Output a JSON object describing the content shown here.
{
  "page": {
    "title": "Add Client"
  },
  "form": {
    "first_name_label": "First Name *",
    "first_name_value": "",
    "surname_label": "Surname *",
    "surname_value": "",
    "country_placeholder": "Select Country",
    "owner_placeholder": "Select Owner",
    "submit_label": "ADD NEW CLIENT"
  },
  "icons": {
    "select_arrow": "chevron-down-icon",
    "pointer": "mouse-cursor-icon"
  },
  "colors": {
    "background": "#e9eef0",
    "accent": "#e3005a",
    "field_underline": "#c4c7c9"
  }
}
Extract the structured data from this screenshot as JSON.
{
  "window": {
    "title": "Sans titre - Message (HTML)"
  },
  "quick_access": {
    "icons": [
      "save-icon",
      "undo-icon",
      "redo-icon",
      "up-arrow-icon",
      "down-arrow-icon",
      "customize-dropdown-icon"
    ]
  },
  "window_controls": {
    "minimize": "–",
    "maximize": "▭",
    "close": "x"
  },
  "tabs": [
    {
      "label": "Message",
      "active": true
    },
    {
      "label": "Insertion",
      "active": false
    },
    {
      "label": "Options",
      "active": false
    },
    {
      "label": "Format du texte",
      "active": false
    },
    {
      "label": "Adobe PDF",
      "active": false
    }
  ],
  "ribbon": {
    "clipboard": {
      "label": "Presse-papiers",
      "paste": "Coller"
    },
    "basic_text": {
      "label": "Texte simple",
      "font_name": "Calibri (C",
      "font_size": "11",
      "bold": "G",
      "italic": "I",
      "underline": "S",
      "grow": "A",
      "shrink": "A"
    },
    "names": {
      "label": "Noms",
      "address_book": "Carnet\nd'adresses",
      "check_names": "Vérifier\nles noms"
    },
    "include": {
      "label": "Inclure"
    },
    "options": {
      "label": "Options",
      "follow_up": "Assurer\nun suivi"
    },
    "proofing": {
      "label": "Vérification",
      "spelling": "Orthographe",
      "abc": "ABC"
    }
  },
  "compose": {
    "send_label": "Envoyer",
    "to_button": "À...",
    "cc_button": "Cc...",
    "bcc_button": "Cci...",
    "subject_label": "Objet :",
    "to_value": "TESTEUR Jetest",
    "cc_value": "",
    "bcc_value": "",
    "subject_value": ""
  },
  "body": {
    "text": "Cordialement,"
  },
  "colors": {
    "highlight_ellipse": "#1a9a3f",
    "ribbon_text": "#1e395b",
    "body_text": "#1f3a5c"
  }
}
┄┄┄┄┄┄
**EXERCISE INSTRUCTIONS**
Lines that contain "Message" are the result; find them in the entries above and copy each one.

**EXPECTED ANSWER**
    "title": "Sans titre - Message (HTML)"
      "label": "Message",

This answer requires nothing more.